After reading the lines below, count those that contain "name" and give the count alone.
Segment Start: DATA IN THIS EXERCISE
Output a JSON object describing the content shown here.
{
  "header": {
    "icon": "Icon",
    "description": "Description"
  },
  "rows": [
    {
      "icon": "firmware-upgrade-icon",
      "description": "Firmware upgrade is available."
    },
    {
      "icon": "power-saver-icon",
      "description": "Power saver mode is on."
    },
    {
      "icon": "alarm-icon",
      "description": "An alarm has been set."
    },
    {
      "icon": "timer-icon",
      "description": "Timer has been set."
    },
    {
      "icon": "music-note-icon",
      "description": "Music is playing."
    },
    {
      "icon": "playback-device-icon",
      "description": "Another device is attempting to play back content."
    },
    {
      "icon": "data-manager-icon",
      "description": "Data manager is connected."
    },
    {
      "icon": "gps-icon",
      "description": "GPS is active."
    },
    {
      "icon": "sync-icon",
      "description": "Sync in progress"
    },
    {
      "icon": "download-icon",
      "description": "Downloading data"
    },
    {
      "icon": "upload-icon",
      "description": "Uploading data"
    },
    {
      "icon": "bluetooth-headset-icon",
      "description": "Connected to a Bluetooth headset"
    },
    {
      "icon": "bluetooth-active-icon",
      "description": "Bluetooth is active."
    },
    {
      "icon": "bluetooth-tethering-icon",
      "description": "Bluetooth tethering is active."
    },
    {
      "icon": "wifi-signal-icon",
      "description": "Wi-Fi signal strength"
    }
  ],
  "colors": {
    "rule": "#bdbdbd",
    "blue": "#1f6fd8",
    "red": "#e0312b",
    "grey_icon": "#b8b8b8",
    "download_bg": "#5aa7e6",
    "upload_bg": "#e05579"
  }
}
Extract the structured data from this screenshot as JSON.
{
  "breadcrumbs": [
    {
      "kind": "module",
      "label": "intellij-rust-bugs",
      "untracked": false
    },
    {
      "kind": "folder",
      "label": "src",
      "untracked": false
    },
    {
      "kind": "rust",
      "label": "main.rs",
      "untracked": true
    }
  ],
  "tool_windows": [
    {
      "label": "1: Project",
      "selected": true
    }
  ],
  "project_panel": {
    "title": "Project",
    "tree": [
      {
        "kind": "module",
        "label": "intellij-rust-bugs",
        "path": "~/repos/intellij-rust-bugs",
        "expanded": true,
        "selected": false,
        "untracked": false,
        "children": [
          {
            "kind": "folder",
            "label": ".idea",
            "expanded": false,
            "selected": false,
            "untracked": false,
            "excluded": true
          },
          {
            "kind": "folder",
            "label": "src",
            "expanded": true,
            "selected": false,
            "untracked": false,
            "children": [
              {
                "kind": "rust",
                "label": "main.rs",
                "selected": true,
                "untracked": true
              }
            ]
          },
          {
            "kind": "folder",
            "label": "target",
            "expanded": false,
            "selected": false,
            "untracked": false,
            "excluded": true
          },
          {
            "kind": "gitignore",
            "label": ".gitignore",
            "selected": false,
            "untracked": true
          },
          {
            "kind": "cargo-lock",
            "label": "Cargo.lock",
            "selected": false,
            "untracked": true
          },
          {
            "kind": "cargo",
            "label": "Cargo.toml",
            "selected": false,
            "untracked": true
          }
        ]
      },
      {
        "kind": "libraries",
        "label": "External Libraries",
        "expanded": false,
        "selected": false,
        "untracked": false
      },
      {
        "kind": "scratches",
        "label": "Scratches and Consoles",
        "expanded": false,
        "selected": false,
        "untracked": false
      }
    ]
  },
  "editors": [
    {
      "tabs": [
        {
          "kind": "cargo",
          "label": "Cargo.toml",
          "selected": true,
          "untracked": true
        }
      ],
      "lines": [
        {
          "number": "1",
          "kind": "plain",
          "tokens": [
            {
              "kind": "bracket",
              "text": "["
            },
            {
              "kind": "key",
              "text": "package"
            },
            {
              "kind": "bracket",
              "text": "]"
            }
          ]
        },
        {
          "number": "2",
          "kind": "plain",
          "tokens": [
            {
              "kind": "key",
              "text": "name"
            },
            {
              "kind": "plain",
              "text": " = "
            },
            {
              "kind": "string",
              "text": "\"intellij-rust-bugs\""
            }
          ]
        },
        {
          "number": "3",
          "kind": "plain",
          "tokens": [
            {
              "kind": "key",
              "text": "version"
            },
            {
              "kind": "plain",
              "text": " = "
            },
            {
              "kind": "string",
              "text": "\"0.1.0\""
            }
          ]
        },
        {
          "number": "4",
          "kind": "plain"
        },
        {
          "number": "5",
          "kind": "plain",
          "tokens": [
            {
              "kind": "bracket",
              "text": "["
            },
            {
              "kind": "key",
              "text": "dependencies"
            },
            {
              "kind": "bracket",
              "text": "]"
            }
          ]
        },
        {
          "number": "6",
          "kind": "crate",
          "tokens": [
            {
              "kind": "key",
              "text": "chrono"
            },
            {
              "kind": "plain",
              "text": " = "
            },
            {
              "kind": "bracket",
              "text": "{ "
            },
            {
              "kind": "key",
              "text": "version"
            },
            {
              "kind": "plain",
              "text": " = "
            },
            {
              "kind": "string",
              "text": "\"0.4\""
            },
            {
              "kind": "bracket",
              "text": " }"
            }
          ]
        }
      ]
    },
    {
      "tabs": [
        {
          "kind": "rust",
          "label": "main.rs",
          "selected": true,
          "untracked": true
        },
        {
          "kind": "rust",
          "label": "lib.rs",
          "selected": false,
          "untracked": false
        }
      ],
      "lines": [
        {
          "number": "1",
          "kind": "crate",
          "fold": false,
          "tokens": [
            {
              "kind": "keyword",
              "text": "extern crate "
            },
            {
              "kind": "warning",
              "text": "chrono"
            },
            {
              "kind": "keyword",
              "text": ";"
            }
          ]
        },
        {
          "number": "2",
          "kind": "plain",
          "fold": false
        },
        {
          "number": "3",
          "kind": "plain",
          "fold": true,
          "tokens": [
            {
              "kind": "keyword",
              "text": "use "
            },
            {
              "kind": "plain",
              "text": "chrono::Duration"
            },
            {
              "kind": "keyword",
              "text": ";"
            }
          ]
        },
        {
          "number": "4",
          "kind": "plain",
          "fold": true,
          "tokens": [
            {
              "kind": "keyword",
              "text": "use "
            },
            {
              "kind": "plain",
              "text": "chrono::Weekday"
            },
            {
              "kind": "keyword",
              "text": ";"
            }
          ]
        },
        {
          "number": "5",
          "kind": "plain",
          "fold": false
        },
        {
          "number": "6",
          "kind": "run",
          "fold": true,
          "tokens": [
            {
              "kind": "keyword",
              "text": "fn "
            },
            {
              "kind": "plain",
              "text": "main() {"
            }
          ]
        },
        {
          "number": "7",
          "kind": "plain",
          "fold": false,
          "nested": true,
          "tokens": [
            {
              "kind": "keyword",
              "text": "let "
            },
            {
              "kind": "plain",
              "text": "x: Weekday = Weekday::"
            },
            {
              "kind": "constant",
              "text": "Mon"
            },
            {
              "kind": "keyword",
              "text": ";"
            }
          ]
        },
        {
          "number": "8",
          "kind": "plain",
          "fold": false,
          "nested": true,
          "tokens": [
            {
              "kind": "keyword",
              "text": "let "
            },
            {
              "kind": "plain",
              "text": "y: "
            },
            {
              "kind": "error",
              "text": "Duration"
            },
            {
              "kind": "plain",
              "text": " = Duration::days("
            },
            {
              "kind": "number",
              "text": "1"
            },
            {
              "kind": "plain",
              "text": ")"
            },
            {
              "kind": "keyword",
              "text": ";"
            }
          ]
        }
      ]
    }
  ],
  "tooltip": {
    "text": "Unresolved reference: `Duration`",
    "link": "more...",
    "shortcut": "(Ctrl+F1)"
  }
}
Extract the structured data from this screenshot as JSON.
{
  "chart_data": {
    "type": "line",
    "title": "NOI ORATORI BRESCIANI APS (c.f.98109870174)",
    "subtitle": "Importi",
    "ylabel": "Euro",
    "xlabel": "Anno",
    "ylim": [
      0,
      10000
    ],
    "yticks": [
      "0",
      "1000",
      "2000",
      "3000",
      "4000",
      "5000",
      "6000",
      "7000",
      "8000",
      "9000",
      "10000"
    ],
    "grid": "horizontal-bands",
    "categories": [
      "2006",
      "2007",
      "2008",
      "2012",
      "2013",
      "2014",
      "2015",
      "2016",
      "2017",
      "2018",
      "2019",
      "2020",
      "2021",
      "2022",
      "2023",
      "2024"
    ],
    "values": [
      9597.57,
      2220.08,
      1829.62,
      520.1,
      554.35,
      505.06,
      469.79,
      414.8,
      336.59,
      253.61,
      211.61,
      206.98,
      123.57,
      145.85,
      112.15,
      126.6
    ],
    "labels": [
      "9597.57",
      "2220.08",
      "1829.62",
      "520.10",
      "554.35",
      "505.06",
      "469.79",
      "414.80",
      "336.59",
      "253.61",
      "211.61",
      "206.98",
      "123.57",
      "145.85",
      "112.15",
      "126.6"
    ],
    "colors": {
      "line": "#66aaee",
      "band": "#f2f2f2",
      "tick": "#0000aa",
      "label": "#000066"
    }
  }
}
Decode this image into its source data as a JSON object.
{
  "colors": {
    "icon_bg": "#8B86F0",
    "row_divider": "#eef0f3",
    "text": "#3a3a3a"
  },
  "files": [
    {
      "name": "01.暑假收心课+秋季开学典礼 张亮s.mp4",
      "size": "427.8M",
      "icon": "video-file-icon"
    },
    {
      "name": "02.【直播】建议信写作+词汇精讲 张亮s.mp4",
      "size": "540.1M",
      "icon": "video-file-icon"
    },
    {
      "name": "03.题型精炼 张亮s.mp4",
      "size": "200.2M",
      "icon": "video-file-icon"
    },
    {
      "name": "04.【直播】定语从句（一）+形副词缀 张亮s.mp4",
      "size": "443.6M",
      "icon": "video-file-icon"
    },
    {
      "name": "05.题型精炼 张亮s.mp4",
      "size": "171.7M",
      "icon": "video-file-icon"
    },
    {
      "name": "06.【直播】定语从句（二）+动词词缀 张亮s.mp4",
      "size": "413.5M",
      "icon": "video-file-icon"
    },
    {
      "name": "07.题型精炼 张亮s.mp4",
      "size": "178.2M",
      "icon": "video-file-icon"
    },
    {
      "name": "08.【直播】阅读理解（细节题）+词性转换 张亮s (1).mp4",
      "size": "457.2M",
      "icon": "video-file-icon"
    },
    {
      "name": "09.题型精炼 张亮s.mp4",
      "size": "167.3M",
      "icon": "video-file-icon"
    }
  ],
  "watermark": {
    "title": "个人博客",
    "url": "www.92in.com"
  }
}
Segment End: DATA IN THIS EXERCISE
_WRITTEN SOLUTION:_ 10